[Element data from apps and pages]
[Start of section]

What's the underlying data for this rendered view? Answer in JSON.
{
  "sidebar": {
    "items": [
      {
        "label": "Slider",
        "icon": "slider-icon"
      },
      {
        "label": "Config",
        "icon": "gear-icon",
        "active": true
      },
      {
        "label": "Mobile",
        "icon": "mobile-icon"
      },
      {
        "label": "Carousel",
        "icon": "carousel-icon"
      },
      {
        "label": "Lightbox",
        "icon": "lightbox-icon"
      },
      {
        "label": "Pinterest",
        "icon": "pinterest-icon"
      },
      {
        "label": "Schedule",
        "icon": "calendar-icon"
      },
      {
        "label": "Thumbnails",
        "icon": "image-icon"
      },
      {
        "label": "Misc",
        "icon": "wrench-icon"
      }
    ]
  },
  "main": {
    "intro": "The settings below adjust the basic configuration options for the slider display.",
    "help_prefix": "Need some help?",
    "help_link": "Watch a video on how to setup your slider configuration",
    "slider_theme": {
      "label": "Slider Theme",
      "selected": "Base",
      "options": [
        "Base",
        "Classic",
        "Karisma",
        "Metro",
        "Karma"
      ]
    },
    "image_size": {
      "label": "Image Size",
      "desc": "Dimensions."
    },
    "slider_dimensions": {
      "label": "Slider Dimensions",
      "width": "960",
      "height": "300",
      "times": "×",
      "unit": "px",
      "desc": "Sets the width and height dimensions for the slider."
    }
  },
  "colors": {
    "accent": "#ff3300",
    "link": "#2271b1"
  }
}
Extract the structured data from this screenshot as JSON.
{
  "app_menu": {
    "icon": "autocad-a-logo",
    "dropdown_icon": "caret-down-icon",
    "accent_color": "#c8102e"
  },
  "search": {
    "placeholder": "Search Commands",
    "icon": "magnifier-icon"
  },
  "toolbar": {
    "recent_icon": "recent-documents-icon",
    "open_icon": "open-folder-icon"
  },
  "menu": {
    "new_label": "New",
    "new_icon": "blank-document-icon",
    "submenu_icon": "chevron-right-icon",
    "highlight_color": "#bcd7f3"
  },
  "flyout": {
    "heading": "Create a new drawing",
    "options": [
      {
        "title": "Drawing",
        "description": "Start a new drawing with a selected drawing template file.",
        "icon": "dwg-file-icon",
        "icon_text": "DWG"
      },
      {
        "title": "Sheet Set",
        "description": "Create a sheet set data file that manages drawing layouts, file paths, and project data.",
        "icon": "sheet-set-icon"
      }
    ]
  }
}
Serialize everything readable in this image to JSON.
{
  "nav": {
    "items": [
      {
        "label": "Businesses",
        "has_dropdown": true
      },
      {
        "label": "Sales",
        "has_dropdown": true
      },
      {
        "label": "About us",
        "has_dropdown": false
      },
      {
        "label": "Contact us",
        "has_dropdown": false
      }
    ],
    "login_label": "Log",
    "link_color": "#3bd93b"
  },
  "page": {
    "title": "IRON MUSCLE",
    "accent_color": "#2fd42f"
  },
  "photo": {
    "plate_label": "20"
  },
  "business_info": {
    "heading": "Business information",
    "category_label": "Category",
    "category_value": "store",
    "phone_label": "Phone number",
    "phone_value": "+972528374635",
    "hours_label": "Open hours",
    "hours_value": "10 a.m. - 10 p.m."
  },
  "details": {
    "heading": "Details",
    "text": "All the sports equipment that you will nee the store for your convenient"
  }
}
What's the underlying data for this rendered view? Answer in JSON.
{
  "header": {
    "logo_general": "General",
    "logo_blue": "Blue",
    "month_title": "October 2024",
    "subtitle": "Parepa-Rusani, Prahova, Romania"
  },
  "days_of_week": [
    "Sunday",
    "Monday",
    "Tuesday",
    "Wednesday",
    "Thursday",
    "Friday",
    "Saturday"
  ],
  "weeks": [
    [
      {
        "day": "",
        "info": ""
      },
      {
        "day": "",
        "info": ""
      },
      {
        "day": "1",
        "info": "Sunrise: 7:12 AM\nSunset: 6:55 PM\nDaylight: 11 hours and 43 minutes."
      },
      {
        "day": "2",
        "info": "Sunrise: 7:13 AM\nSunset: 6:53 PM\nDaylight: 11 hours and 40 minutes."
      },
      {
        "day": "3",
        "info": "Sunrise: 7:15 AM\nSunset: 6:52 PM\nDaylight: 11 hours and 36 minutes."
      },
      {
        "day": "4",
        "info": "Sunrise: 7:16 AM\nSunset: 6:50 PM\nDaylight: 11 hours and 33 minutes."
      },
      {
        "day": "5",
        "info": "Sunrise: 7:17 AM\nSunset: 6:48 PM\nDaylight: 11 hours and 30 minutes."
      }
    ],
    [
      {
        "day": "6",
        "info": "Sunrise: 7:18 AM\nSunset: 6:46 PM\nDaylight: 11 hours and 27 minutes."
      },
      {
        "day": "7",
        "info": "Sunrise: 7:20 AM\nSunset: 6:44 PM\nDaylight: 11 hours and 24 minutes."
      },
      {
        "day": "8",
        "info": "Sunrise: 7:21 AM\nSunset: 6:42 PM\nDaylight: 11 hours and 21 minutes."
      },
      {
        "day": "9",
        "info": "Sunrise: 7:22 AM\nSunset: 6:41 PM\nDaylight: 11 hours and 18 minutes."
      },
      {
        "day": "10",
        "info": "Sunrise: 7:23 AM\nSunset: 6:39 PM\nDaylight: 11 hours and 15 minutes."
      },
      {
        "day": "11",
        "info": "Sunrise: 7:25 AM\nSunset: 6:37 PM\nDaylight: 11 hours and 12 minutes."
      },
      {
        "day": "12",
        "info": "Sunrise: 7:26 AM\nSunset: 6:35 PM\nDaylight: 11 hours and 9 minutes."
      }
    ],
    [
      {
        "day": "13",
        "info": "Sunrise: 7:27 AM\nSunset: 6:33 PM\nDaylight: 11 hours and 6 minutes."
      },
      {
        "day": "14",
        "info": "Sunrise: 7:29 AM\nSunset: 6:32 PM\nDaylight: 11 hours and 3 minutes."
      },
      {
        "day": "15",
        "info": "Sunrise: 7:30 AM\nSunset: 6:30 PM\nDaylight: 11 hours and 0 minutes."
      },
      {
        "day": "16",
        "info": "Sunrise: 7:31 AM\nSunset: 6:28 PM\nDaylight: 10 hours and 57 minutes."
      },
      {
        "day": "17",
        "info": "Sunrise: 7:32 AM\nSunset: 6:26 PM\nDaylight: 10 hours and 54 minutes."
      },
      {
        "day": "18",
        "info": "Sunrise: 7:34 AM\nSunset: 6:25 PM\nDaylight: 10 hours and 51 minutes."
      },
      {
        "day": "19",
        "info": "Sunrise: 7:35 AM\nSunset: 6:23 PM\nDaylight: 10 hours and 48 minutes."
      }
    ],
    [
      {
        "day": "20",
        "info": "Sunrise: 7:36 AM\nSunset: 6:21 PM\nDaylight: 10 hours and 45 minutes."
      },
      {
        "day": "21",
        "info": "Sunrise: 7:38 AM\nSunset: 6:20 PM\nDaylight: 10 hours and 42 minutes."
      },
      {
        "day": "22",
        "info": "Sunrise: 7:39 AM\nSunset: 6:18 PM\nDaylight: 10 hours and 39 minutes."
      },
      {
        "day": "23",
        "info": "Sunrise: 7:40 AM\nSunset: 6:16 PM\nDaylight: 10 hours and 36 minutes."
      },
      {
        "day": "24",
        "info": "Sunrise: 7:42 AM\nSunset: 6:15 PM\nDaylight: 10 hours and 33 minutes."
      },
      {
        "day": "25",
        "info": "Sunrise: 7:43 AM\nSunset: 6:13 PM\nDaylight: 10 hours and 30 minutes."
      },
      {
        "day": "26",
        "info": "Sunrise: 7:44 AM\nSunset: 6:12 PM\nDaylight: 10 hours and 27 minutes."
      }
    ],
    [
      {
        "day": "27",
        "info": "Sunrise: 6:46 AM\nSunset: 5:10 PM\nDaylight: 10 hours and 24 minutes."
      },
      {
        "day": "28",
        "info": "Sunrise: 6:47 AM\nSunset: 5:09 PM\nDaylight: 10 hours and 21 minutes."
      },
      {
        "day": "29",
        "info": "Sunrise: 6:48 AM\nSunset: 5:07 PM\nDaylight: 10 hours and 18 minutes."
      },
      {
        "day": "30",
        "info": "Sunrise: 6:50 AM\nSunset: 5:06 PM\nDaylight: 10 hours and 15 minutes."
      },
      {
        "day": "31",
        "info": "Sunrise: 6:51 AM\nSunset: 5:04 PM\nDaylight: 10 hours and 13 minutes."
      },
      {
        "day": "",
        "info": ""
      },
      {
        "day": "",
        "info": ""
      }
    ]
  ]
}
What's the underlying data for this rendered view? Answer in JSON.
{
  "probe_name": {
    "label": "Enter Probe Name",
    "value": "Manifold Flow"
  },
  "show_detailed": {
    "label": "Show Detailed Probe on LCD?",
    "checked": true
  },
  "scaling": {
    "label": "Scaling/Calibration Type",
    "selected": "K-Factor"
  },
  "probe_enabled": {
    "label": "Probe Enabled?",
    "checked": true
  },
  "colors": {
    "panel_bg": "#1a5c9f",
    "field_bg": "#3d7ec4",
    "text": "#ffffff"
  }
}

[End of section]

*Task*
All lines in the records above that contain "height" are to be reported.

*Finished exercise*
      "height": "300",
      "desc": "Sets the width and height dimensions for the slider."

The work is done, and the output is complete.